Much like Wilbur the pig from “Charlotte’s Web”, Qualified Opportunity Zone Tax Incentives have been generating a lot of attention. Given their ability to defer gain recognition up to 10 years, and exempt subsequent gains entirely, they should be attracting attention. They also create an incentive for investment in economically distressed areas. While that sounds like a win for everyone, like farmer Zuckerman’s axe, used carelessly, it can injure the user.

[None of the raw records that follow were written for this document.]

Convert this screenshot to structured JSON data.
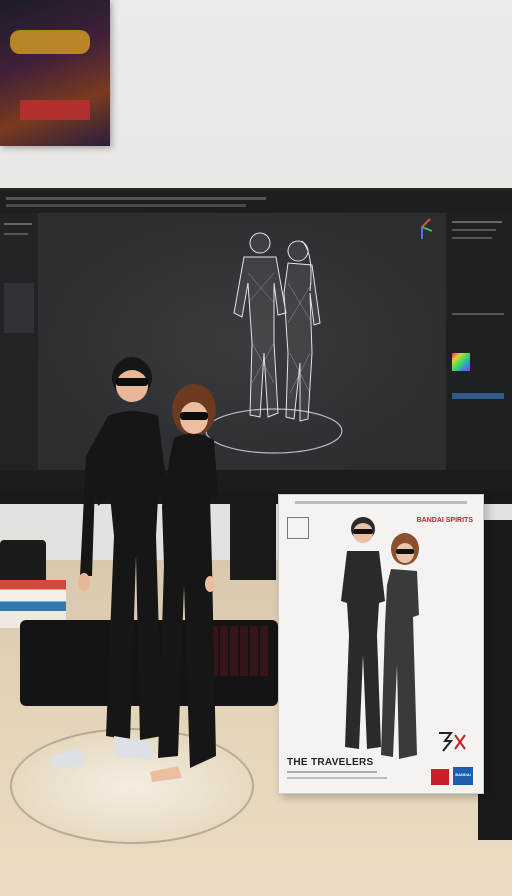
{
  "scene": {
    "description_tags": [
      "photo",
      "desk",
      "monitor",
      "figure",
      "box"
    ]
  },
  "box": {
    "title": "THE TRAVELERS",
    "brand_top": "BANDAI SPIRITS",
    "brand_bottom": "BANDAI"
  },
  "colors": {
    "wall": "#e9e7e3",
    "desk": "#e0cfb2",
    "outfit": "#161616",
    "screen": "#2c2d30",
    "wireframe": "#dfe3ea",
    "bandai_blue": "#1a5fb0",
    "accent_red": "#c8202a"
  }
}
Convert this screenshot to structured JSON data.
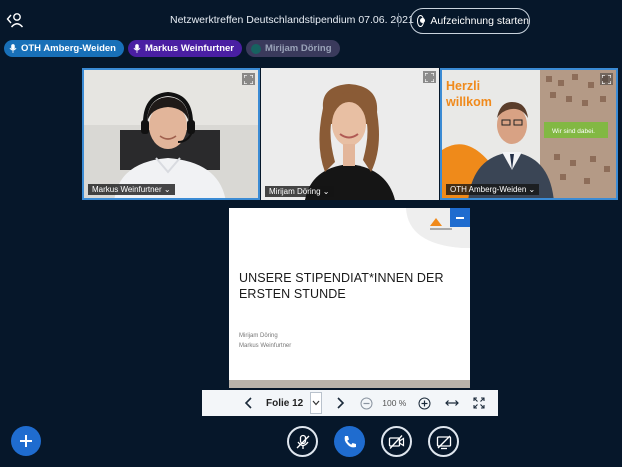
{
  "header": {
    "meeting_title": "Netzwerktreffen Deutschlandstipendium 07.06. 2021",
    "record_button": "Aufzeichnung starten"
  },
  "talkers": [
    {
      "name": "OTH Amberg-Weiden",
      "status": "talking",
      "color": "#1870b8"
    },
    {
      "name": "Markus Weinfurtner",
      "status": "talking",
      "color": "#4a1fa3"
    },
    {
      "name": "Mirijam Döring",
      "status": "idle",
      "color": "#3a3a5c"
    }
  ],
  "videos": [
    {
      "name": "Markus Weinfurtner ⌄"
    },
    {
      "name": "Mirijam Döring ⌄"
    },
    {
      "name": "OTH Amberg-Weiden ⌄"
    }
  ],
  "video_background_text": {
    "line1": "Herzli",
    "line2": "willkom",
    "banner": "Wir sind dabei."
  },
  "presentation": {
    "title_line1": "UNSERE STIPENDIAT*INNEN DER",
    "title_line2": "ERSTEN STUNDE",
    "presenter1": "Mirijam Döring",
    "presenter2": "Markus Weinfurtner"
  },
  "presentation_toolbar": {
    "slide_label": "Folie 12",
    "zoom": "100 %"
  },
  "controls": [
    "unmute-microphone",
    "leave-audio",
    "share-webcam",
    "share-screen"
  ],
  "colors": {
    "background": "#06172a",
    "accent": "#1f6ccf",
    "speaking_border": "#3b8bd4"
  }
}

From a tax perspective the new law functions in two stages. The first stage involves reinvesting capital gains into a qualifying business or fund. The reinvestment must occur within 180 days of the gain, but only the gain, not the principal, need be reinvested. This allows the gain recognition to be deferred up to ten years. The second stage occurs after ten years. The deferred tax on the original gain comes due, but an election can also be made to step of the basis on the investment in the qualifying business or fund, effectively sheltering the successive gains earned over the prior ten years from tax. That kind of tax benefit can turn a healthy pig into a great big hog ready for market.
However, the qualifying investment needs to be viable on its own. Otherwise, to continue the porcine allusion, it’s just putting lipstick on a pig. Qualifying investments need to have most of their property in Opportunity Zones or be funds of other businesses that do. While a surprising amount of the country is in these zones, they primarily consist of economically depressed regions. There is often a reason these areas are economically distressed, and any business in one needs to be scrutinized closely. Eliminating the tax on a future transaction that results in a loss isn’t a viable strategy. This still could be a big opportunity for a real estate developer, or anyone else already looking to start a project in one of these regions. For an investor primarily looking for a tax shelter, it could be a slaughter with the wrong underlying investment.
There are numerous detailed and complicated requirements for these tax opportunities to apply, particularly with respect to qualifying business. If you would like to discuss how the new Qualified Opportunity Zone Tax Incentives apply to your situation, please feel free to reach out to us for a consultation.
Written by Damien Falato, CPA, MST, CGMA, Tax Director